Please produce a character-exact copy of the listing that follows, omitting all images.

DATA FOR THE TASK →
++++++++++++++++++++

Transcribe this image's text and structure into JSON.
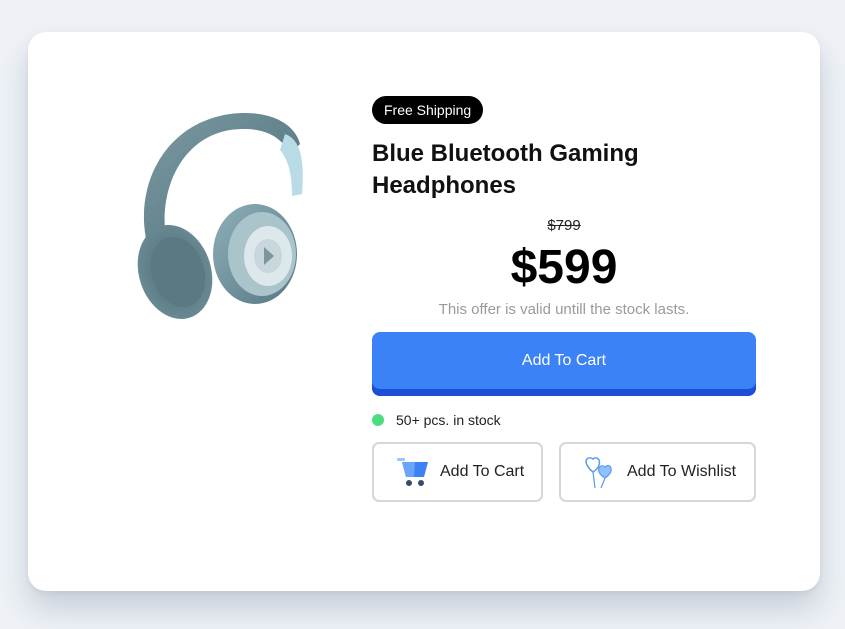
{
  "product": {
    "badge": "Free Shipping",
    "title": "Blue Bluetooth Gaming Headphones",
    "old_price": "$799",
    "price": "$599",
    "offer_note": "This offer is valid untill the stock lasts.",
    "stock_text": "50+ pcs. in stock",
    "image_icon": "headphones-image"
  },
  "actions": {
    "primary_label": "Add To Cart",
    "secondary_cart_label": "Add To Cart",
    "wishlist_label": "Add To Wishlist",
    "cart_icon": "cart-icon",
    "wishlist_icon": "heart-balloons-icon"
  },
  "colors": {
    "background": "#eef2f7",
    "card": "#ffffff",
    "primary": "#3b82f6",
    "primary_dark": "#1d4ed8",
    "stock_dot": "#4ade80",
    "badge_bg": "#000000"
  }
}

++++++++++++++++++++

EXPECTED ANSWER →
Transcribe this image's text and structure into JSON.
{
  "product": {
    "badge": "Free Shipping",
    "title": "Blue Bluetooth Gaming Headphones",
    "old_price": "$799",
    "price": "$599",
    "offer_note": "This offer is valid untill the stock lasts.",
    "stock_text": "50+ pcs. in stock",
    "image_icon": "headphones-image"
  },
  "actions": {
    "primary_label": "Add To Cart",
    "secondary_cart_label": "Add To Cart",
    "wishlist_label": "Add To Wishlist",
    "cart_icon": "cart-icon",
    "wishlist_icon": "heart-balloons-icon"
  },
  "colors": {
    "background": "#eef2f7",
    "card": "#ffffff",
    "primary": "#3b82f6",
    "primary_dark": "#1d4ed8",
    "stock_dot": "#4ade80",
    "badge_bg": "#000000"
  }
}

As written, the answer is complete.